__Assignment__
Repeat the data below exactly. Include each line.

Start of Block

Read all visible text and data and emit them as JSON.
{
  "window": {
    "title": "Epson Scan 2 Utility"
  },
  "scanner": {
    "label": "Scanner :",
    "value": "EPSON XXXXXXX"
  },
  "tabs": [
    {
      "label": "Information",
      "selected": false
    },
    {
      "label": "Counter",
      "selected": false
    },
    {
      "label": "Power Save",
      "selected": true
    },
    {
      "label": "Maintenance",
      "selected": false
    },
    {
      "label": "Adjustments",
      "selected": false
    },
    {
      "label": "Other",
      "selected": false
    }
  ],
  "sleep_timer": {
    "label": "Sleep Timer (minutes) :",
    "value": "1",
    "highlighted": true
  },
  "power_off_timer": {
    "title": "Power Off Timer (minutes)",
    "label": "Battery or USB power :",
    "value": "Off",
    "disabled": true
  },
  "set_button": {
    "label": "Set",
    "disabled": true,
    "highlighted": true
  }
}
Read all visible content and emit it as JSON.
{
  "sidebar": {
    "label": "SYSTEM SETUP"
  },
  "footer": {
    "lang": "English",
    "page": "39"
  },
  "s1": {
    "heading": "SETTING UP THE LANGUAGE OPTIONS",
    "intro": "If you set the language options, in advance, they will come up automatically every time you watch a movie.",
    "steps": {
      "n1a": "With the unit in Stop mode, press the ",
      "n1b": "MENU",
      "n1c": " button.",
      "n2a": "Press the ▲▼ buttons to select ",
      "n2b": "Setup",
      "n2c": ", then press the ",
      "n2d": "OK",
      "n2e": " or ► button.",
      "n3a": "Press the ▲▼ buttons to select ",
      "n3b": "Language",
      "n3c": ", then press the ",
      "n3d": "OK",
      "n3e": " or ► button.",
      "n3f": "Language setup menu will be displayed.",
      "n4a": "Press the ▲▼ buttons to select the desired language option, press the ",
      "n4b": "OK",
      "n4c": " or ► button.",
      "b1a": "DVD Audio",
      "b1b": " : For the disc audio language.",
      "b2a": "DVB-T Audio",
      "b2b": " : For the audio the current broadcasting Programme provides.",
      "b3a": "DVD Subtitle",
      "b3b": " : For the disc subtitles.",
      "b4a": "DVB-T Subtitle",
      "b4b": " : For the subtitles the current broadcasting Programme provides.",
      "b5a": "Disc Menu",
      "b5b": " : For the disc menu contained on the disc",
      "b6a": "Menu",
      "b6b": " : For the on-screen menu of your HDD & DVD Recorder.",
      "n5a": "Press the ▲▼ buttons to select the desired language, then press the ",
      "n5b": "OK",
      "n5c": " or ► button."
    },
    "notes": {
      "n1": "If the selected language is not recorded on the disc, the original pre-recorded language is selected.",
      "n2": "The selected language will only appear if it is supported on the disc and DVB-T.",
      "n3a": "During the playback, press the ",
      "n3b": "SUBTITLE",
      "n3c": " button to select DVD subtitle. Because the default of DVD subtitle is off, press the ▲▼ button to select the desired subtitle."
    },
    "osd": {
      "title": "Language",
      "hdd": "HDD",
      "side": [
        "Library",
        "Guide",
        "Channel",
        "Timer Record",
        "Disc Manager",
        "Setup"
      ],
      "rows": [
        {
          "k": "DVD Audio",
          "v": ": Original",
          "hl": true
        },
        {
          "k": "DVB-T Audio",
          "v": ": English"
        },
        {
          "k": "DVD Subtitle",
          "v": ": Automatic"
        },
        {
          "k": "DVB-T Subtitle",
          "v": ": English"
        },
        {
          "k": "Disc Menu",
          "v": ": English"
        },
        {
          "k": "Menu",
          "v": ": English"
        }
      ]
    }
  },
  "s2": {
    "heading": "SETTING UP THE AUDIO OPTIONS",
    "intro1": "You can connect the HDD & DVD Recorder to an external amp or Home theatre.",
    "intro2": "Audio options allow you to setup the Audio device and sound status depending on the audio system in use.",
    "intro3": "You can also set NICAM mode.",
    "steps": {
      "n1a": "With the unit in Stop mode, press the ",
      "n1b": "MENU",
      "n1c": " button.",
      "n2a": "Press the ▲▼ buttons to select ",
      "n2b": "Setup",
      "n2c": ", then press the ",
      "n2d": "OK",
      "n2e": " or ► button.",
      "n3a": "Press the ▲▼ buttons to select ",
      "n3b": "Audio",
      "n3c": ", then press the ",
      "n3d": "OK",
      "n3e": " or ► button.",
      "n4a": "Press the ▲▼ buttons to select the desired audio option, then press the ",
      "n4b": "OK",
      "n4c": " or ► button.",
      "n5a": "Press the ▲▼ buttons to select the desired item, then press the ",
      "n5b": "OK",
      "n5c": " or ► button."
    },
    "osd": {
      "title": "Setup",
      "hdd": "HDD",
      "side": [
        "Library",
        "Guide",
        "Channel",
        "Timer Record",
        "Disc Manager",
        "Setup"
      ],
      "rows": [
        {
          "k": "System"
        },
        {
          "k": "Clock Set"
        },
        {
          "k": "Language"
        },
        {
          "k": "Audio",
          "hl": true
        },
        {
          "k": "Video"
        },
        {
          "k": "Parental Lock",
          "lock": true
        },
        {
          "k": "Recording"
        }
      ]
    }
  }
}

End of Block

__Response to this exercise__
Read all visible text and data and emit them as JSON.
{
  "window": {
    "title": "Epson Scan 2 Utility"
  },
  "scanner": {
    "label": "Scanner :",
    "value": "EPSON XXXXXXX"
  },
  "tabs": [
    {
      "label": "Information",
      "selected": false
    },
    {
      "label": "Counter",
      "selected": false
    },
    {
      "label": "Power Save",
      "selected": true
    },
    {
      "label": "Maintenance",
      "selected": false
    },
    {
      "label": "Adjustments",
      "selected": false
    },
    {
      "label": "Other",
      "selected": false
    }
  ],
  "sleep_timer": {
    "label": "Sleep Timer (minutes) :",
    "value": "1",
    "highlighted": true
  },
  "power_off_timer": {
    "title": "Power Off Timer (minutes)",
    "label": "Battery or USB power :",
    "value": "Off",
    "disabled": true
  },
  "set_button": {
    "label": "Set",
    "disabled": true,
    "highlighted": true
  }
}
Read all visible content and emit it as JSON.
{
  "sidebar": {
    "label": "SYSTEM SETUP"
  },
  "footer": {
    "lang": "English",
    "page": "39"
  },
  "s1": {
    "heading": "SETTING UP THE LANGUAGE OPTIONS",
    "intro": "If you set the language options, in advance, they will come up automatically every time you watch a movie.",
    "steps": {
      "n1a": "With the unit in Stop mode, press the ",
      "n1b": "MENU",
      "n1c": " button.",
      "n2a": "Press the ▲▼ buttons to select ",
      "n2b": "Setup",
      "n2c": ", then press the ",
      "n2d": "OK",
      "n2e": " or ► button.",
      "n3a": "Press the ▲▼ buttons to select ",
      "n3b": "Language",
      "n3c": ", then press the ",
      "n3d": "OK",
      "n3e": " or ► button.",
      "n3f": "Language setup menu will be displayed.",
      "n4a": "Press the ▲▼ buttons to select the desired language option, press the ",
      "n4b": "OK",
      "n4c": " or ► button.",
      "b1a": "DVD Audio",
      "b1b": " : For the disc audio language.",
      "b2a": "DVB-T Audio",
      "b2b": " : For the audio the current broadcasting Programme provides.",
      "b3a": "DVD Subtitle",
      "b3b": " : For the disc subtitles.",
      "b4a": "DVB-T Subtitle",
      "b4b": " : For the subtitles the current broadcasting Programme provides.",
      "b5a": "Disc Menu",
      "b5b": " : For the disc menu contained on the disc",
      "b6a": "Menu",
      "b6b": " : For the on-screen menu of your HDD & DVD Recorder.",
      "n5a": "Press the ▲▼ buttons to select the desired language, then press the ",
      "n5b": "OK",
      "n5c": " or ► button."
    },
    "notes": {
      "n1": "If the selected language is not recorded on the disc, the original pre-recorded language is selected.",
      "n2": "The selected language will only appear if it is supported on the disc and DVB-T.",
      "n3a": "During the playback, press the ",
      "n3b": "SUBTITLE",
      "n3c": " button to select DVD subtitle. Because the default of DVD subtitle is off, press the ▲▼ button to select the desired subtitle."
    },
    "osd": {
      "title": "Language",
      "hdd": "HDD",
      "side": [
        "Library",
        "Guide",
        "Channel",
        "Timer Record",
        "Disc Manager",
        "Setup"
      ],
      "rows": [
        {
          "k": "DVD Audio",
          "v": ": Original",
          "hl": true
        },
        {
          "k": "DVB-T Audio",
          "v": ": English"
        },
        {
          "k": "DVD Subtitle",
          "v": ": Automatic"
        },
        {
          "k": "DVB-T Subtitle",
          "v": ": English"
        },
        {
          "k": "Disc Menu",
          "v": ": English"
        },
        {
          "k": "Menu",
          "v": ": English"
        }
      ]
    }
  },
  "s2": {
    "heading": "SETTING UP THE AUDIO OPTIONS",
    "intro1": "You can connect the HDD & DVD Recorder to an external amp or Home theatre.",
    "intro2": "Audio options allow you to setup the Audio device and sound status depending on the audio system in use.",
    "intro3": "You can also set NICAM mode.",
    "steps": {
      "n1a": "With the unit in Stop mode, press the ",
      "n1b": "MENU",
      "n1c": " button.",
      "n2a": "Press the ▲▼ buttons to select ",
      "n2b": "Setup",
      "n2c": ", then press the ",
      "n2d": "OK",
      "n2e": " or ► button.",
      "n3a": "Press the ▲▼ buttons to select ",
      "n3b": "Audio",
      "n3c": ", then press the ",
      "n3d": "OK",
      "n3e": " or ► button.",
      "n4a": "Press the ▲▼ buttons to select the desired audio option, then press the ",
      "n4b": "OK",
      "n4c": " or ► button.",
      "n5a": "Press the ▲▼ buttons to select the desired item, then press the ",
      "n5b": "OK",
      "n5c": " or ► button."
    },
    "osd": {
      "title": "Setup",
      "hdd": "HDD",
      "side": [
        "Library",
        "Guide",
        "Channel",
        "Timer Record",
        "Disc Manager",
        "Setup"
      ],
      "rows": [
        {
          "k": "System"
        },
        {
          "k": "Clock Set"
        },
        {
          "k": "Language"
        },
        {
          "k": "Audio",
          "hl": true
        },
        {
          "k": "Video"
        },
        {
          "k": "Parental Lock",
          "lock": true
        },
        {
          "k": "Recording"
        }
      ]
    }
  }
}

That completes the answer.